to climb back on that fish and ride
how will you find out whether drink
is not enough to make you see?”
Polyphemos pondered this.
His ravaged face lit up with joy.
“You mean all this could be a dream?
Or else that wine could heal my wound?
Why, I had never thought of that–
my new companion is most wise!
I am twice blessed.”
Said Caliban: “Try some, and see.”
So Polyphemos tipped the cask
and guzzled wine, as fast as he
could pour; it splashed into his eye,
he screamed, but still he gulped it down.
“It’s wonderful!” he shouted.
“That’s it,” said Caliban, eyeing the raft,
“Drink up! The light’s a-wasting.”
Polyphemos, having emptied
one cask, started on the other.
“I think it’s working–yes! I see
the sun!
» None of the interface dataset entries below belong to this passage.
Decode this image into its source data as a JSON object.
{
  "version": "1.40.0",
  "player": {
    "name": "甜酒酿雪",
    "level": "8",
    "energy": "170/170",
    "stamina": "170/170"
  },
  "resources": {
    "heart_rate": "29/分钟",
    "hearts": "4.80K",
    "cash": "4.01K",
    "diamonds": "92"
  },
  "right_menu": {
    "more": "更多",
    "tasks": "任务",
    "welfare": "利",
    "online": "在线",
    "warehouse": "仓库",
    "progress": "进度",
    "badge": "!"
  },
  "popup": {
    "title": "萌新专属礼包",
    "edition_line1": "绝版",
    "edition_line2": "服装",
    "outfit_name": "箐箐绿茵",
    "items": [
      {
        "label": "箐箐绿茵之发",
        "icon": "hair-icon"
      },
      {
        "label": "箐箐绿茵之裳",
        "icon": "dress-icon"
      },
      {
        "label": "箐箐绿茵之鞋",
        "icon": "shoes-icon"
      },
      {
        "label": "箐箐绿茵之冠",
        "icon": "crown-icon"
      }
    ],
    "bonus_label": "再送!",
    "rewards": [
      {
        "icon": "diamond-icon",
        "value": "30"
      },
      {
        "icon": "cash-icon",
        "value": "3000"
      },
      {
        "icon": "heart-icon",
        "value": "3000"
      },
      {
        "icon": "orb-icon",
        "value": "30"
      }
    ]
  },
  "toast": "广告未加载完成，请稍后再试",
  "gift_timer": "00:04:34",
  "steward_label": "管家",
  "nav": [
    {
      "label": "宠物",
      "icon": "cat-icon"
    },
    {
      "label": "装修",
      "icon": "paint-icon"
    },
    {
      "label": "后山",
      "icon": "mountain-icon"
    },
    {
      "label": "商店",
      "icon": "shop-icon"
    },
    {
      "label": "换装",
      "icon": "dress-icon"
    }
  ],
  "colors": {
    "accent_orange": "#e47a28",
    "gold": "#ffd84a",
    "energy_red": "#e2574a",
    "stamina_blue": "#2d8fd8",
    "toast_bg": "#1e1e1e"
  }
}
Oh, friend, how much I owe!
How did I survive without you?”
Polyphemos reached for Caliban
in order to embrace him, but
the wine went to his head. He fell
eye-socket first into the sand.
And Caliban, rejoicing, dove
into the shallows, grabbed the raft
and righted it. “Now fare thee well,
my worthy fool! Enjoy your reign
over my island kingdom:
I bequeath my monarchy to you!
Take this last piece of wisdom:
always devour when you can!
When next a lonely traveler
washes ashore, don’t be so quick
to trust his word!”
Caliban, scaled king of traitors
shoving off his stolen craft,
rode away over the breakers.
“Now, Ariel–or Sycorax–“
he prayed, “or else whatever god
looks well on me, and so despises
Polyphemos: send him a cask
of wine to soothe his shame
and me a wind–towards Prospero
and vengeance!”
Sly Ariel threw off her cloak
of mist. She blew a kiss. The wind
blew Caliban from sight, then ceased–
and in the sudden calm, she sighed relief.
“My poor moon-calf. You didn’t know
how well you lived on Setebos.
It has a demon’s name, it’s true
And solitude to drive even
a half-immortal spirit mad
but in isolation also
lies a chance for peace, redemption.
Don’t pity Polyphemos–he’ll
less lightly throw that chance away.
The sands and winds of Setebos
may blunt Time’s fire-sharpened staff.
The songs of birds–of Ariel–
may teach his wounds to scar
Now that the wine and Caliban,
heroes and gods have left him be.”
The sun sank over Setebos
while Polyphemos dreamed of sheep
and Ariel, swift messenger
for no king or Olympian,
retreated skyward.
This entry was posted in Past. Bookmark the permalink.

Leave a Reply

Your email address will not be published. Required fields are marked *